Data records for software interfaces:
□ □ □ □

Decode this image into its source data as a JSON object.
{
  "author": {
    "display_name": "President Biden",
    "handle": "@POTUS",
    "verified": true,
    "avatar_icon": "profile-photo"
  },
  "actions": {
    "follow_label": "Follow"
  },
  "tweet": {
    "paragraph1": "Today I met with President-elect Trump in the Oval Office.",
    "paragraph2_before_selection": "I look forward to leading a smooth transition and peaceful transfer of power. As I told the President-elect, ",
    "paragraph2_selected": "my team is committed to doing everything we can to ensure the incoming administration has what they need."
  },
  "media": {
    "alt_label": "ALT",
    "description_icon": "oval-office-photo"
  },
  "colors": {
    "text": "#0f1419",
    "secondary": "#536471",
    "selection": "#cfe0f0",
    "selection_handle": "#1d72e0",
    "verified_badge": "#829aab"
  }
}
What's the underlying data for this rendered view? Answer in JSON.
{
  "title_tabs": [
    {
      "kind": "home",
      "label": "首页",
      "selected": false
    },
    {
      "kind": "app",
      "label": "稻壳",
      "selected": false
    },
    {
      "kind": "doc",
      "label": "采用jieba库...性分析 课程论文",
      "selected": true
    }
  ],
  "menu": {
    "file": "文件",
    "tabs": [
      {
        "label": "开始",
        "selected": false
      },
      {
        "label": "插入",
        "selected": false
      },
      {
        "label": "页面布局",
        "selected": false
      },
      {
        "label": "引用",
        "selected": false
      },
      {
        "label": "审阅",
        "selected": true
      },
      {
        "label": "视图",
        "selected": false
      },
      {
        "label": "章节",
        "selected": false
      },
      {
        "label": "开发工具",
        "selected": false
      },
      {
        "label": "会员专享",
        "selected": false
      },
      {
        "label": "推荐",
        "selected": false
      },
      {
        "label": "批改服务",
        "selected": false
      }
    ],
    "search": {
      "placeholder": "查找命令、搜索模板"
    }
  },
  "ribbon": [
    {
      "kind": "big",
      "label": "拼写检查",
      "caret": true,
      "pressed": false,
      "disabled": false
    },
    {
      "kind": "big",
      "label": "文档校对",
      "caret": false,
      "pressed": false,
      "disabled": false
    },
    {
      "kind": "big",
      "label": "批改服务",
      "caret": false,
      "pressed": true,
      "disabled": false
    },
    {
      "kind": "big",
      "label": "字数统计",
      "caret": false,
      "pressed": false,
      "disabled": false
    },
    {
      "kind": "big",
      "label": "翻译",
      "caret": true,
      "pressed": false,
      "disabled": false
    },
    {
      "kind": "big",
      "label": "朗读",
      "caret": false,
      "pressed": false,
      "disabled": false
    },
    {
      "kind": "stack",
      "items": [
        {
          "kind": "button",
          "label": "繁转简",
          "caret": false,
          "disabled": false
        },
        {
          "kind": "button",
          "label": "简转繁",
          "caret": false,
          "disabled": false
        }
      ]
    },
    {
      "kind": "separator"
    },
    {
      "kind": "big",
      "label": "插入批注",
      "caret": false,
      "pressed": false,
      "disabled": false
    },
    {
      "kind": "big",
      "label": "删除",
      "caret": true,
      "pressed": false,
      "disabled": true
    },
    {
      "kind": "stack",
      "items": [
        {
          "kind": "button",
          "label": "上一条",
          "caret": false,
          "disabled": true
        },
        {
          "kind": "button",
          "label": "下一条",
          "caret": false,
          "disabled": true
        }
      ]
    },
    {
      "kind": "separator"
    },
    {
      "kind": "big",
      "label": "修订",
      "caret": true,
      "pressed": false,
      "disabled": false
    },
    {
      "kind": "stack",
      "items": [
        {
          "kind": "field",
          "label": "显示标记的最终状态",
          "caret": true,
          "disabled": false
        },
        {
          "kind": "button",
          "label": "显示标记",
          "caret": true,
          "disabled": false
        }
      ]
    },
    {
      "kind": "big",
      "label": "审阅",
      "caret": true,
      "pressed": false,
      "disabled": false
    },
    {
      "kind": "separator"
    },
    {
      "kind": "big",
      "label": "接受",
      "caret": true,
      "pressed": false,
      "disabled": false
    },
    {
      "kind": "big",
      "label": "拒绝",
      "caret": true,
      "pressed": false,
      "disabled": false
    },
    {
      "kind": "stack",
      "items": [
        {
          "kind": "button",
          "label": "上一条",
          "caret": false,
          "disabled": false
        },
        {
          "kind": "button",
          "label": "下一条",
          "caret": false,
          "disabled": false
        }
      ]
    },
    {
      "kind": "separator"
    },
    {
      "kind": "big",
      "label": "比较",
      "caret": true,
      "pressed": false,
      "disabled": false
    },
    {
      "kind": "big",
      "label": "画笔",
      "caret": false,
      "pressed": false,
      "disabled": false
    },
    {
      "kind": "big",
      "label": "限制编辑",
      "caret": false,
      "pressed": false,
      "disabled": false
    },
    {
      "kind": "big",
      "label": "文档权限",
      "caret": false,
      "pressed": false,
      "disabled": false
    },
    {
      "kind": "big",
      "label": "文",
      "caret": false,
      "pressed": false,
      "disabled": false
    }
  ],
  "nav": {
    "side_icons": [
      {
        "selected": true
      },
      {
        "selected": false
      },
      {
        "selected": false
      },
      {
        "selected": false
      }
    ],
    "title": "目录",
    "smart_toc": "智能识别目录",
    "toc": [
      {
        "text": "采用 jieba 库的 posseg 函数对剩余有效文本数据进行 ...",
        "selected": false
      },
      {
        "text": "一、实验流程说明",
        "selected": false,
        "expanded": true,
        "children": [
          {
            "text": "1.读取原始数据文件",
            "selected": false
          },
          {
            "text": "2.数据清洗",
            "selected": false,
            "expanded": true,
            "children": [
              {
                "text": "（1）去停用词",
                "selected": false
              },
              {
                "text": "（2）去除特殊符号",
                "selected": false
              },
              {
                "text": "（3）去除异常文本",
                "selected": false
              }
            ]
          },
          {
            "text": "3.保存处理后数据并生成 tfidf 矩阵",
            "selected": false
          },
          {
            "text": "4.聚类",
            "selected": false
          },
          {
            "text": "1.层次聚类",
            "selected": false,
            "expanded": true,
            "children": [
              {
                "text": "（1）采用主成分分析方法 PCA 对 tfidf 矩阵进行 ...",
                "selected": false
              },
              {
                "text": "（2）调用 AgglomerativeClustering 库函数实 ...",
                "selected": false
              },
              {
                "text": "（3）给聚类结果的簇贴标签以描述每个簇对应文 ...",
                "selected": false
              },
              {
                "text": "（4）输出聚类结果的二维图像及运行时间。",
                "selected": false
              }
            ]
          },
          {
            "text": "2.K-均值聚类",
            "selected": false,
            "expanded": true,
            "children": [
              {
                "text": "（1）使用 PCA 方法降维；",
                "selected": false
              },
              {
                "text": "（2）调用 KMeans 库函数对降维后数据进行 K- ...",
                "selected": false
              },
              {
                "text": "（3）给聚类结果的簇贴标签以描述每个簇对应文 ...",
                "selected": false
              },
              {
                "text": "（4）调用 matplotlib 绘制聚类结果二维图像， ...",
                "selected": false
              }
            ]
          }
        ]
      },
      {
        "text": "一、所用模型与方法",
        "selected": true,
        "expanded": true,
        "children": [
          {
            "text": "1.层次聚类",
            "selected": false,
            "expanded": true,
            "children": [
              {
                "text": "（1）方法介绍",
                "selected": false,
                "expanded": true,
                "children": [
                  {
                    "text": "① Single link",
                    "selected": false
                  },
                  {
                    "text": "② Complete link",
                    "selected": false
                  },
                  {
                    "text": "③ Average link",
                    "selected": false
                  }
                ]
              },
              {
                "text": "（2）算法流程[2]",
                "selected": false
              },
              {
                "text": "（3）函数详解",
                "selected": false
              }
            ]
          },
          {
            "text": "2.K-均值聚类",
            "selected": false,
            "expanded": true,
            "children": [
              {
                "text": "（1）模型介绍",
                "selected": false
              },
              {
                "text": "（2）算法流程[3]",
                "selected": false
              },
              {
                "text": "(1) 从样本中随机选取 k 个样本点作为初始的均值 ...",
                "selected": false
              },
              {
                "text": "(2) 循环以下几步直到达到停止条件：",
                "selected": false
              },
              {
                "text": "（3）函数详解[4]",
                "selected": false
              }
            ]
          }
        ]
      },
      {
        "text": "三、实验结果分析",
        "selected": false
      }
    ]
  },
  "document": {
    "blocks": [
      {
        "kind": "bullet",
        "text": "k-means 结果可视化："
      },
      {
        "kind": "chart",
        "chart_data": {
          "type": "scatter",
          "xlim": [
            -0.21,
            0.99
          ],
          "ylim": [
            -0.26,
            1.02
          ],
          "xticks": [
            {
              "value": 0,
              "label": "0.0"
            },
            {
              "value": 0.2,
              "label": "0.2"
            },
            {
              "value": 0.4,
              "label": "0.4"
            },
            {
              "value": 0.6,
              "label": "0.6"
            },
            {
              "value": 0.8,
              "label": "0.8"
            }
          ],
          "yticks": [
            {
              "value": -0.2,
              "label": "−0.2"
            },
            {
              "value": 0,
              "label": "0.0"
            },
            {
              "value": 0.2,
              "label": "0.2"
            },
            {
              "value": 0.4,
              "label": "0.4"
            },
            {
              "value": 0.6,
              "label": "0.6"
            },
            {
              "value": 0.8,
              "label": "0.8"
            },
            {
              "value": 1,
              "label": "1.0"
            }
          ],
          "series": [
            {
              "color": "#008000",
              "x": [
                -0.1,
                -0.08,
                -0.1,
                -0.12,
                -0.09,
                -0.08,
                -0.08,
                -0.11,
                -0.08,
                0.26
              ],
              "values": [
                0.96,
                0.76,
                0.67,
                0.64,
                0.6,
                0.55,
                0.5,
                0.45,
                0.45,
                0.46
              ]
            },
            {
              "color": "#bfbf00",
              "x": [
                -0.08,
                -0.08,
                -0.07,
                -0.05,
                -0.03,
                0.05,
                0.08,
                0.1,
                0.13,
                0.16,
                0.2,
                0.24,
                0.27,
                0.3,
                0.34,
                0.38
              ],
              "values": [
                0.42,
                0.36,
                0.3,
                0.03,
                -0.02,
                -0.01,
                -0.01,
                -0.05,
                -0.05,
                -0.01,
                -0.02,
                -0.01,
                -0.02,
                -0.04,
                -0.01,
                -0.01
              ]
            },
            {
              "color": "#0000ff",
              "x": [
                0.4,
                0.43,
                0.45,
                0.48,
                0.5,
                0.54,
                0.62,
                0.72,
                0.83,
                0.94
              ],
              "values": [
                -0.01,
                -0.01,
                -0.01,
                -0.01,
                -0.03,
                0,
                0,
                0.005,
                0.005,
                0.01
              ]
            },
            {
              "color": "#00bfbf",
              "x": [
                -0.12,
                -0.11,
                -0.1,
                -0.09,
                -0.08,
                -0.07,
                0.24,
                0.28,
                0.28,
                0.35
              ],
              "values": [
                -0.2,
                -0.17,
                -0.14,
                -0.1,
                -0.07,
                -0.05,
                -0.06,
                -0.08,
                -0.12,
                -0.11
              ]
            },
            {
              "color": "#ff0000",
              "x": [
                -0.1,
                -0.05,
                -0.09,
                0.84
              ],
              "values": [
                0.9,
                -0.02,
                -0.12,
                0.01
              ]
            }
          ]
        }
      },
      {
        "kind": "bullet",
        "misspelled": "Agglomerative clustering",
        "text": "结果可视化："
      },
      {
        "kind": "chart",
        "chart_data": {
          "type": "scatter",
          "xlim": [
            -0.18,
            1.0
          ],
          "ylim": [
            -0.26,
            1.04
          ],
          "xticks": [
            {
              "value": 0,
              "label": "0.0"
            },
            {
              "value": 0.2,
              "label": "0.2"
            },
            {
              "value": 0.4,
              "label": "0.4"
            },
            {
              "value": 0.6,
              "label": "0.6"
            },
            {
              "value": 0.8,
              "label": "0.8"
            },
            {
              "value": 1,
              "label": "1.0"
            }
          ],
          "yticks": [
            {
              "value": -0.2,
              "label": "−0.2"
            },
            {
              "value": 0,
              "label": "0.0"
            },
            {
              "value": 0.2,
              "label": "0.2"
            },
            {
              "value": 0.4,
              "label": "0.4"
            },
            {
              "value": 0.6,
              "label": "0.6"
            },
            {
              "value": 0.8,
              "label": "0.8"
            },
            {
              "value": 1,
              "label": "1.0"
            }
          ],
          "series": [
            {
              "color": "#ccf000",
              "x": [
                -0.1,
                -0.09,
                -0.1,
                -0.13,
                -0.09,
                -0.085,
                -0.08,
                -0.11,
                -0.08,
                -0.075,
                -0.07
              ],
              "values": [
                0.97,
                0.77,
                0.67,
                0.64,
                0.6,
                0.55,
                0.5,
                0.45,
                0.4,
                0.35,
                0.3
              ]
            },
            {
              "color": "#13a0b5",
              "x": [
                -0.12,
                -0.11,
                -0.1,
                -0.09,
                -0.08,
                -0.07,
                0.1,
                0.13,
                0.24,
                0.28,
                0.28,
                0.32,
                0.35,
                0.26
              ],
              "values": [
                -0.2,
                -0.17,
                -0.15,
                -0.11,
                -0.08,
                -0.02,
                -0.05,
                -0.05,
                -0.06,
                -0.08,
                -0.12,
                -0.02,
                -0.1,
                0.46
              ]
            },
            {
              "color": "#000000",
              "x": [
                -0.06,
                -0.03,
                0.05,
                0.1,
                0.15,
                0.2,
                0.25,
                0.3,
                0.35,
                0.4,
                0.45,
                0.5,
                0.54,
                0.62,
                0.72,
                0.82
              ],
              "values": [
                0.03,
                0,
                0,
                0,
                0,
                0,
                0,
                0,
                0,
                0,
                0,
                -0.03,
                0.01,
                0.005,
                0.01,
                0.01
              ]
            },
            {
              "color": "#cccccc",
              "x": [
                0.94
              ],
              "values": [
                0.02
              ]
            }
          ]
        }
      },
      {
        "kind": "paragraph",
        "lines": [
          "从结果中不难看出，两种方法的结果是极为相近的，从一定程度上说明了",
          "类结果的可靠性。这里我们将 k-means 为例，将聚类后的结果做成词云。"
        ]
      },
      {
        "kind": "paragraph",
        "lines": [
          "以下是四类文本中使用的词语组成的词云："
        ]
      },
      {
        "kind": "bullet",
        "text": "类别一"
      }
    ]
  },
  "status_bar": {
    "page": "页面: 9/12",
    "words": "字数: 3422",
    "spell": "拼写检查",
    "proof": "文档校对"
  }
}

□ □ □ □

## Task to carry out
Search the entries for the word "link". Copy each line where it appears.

## Answer to this problem
                    "text": "① Single link",
                    "text": "② Complete link",
                    "text": "③ Average link",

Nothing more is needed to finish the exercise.